Shortly after we got up to the highest point of the walk, La Rocca itself, with the 1924m summit marked by a cairn.
We continued along the ridge, heading north along path C5. Fran pushed the pace here as she wanted off. Steep slopes on both sides weren’t an ideal birthday present. (I won’t even mention her anxiety about thunder storms.) It was a fabulous walk though, with flowers everywhere, including several types of geranium, greater celandine, wild thymes, several types of euphorbia, viper’s bugloss (love that name; it’s great in Italian too – viperina azzurra. Nicer thatn Echium vulgare) and many many others, like wild chives. I never realised chives liked mountaintops that are covered in snow and ice for several months of the year.
And gentians. Such an amazing colour.
There were even the remants of some snow. If you look at one of the pics above, the beech forest seems to be tinged in Autumnal red, but this is actually withered and dying leaves – I suspect the spring growth was hit by some late snow-fall.
And some more rugged mountain horses. I’ve never seen horses as sure-footed and mountain goat-like as these.
Although there are a few dozen brown bears left in the area, wolves, golden eagles, and allegedly even lynx, our wildlife encounters included some raptors (possibly Buteo buteo, the common buzzard), innumerable butterflies and other insects enjoying the flowers, and swifts whistling around our ears on the ridge. Best of all, however, was thisVulpes vulpes specimen, who came jogging along the the ridge path from the other direction.

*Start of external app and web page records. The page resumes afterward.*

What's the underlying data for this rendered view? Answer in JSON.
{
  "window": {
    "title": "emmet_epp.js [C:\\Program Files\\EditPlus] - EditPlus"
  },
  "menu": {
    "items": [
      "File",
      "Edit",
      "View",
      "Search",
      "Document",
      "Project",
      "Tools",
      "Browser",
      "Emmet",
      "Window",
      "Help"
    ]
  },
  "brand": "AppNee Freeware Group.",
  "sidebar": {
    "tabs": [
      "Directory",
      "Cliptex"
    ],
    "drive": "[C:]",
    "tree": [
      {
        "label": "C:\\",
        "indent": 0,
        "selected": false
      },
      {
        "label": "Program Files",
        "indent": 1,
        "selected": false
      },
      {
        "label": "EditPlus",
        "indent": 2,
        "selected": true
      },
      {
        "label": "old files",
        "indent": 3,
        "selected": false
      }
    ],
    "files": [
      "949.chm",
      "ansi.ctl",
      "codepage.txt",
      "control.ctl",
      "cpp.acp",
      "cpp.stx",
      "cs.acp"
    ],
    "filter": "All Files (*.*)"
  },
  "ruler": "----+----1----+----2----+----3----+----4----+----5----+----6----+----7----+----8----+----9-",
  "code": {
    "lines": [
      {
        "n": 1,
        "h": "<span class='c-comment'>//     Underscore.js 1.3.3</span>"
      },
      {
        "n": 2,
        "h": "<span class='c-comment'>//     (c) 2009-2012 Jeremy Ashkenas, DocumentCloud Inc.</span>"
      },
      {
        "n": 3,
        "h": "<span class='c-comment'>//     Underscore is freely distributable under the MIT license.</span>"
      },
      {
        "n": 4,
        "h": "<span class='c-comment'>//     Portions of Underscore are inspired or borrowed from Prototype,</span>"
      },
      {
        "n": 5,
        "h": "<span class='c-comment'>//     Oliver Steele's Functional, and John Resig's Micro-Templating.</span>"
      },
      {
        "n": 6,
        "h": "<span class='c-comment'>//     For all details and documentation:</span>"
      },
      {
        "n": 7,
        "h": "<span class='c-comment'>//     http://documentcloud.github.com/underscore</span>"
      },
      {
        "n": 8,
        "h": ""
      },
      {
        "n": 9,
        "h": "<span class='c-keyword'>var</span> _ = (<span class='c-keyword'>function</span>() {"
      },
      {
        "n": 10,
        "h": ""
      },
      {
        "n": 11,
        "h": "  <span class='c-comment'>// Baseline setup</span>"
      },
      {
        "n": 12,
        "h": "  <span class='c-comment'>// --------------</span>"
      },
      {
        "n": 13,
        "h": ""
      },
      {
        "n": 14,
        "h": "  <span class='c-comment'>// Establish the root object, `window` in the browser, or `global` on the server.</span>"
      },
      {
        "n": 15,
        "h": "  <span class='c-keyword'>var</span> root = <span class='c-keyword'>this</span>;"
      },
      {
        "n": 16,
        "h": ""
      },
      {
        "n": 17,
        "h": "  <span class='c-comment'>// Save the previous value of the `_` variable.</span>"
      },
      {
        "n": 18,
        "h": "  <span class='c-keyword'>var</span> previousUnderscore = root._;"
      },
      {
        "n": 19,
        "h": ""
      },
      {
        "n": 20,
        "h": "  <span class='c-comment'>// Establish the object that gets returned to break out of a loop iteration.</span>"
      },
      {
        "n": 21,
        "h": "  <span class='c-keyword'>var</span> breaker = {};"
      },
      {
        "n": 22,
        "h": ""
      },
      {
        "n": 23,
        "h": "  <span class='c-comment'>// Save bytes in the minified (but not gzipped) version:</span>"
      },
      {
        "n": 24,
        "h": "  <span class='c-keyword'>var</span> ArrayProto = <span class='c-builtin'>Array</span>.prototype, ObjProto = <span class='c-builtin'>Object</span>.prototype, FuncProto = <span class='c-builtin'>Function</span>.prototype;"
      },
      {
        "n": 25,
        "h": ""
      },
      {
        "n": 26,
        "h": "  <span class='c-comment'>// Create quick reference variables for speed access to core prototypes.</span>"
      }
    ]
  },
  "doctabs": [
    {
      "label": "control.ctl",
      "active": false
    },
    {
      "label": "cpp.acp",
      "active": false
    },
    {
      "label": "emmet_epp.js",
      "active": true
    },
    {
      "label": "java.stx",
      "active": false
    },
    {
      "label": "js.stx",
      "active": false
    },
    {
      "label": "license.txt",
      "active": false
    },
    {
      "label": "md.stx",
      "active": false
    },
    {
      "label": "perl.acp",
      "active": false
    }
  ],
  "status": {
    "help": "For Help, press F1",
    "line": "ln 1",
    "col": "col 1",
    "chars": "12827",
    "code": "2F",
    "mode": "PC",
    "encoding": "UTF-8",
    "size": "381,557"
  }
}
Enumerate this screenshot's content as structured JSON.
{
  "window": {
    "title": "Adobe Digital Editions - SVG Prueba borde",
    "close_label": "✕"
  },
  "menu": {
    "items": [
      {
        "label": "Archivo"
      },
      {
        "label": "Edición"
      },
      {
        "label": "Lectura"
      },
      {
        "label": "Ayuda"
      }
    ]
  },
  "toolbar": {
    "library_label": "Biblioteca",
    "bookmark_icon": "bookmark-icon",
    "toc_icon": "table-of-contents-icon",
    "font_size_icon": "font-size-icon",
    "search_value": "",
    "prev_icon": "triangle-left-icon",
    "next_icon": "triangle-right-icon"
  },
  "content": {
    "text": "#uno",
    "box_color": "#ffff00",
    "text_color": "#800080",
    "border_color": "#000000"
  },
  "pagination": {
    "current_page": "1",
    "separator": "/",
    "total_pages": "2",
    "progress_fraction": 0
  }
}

We thought he’d run off when saw us, but he kept getting closer, until he stopped at our feet, like a pet dog expecting a treat. I suspect hikers do feed the foxes, hence the behaviour, but it was still a wonderful moment, as foxes are among my favourite animals. I even thought about patting him like a dog until the word “rabies” popped into my mind. He was a very healthy looking specimen though, so it was probably just my turn to be paranoid.
We eventually left the ridge at Rifugio di Lorio (padlocked – apparently you have to get the keys from the park authorities. Which seems pretty silly, to have a shelter you can’t access if you’re caught in a storm). I had a flapjack break, then we started the descent.
Path B4, dropped to the east, took us back into the beech forest and onto path B1, though this seemed to be called something else on the blazes (R7?), just to confuse things.
We even subsequently saw a small, weathered sign pinned to a tree that said we weren’t even supposed to have walked C5, the ridge route, without a guide, as part of the bear conservation programme. Maybe having some info on the park website, pinning the signs at both ends of the park, and, oh, opening the tourist office, might have been a better way to disseminate this info. Presumably none of the other half-dozen hikers we’d seen on the path had received this info either. So Italian.
We descended through the forest, past some ski facilities (absurd looking without snow), then back onto part of the path we’d done yesterday, under the castle ruins. I was craving a beer, but when we finally made it to Pescasseroli’s only birreria they only had foreign muck and industrial beer, so I forwent that essential part of any hike and settled instead for an aperitivo later.
We were joined by another Marammano, presumably retired. These guys are ubiquitious in Pescasseroli, wandering to the streets blagging stuzzichini (aperitivo snacks).
All in all, a great walk. Despite Fran’s uncertainties. Soon forgotten, after a glass and a half of prosecco. (Only a half – a big dog barged the table, smashing the glasss, before Fran could finish her second one.)
We concluded the day with one of the best meals we’ve had in Italy.
(Apologies – the pics are mostly taken on my rubbish phone’s 5MP camera I’m afraid. Fran is the real photographer with the proper DSLR. Maybe she’ll put some on Flickr at some point, and I can link to them.)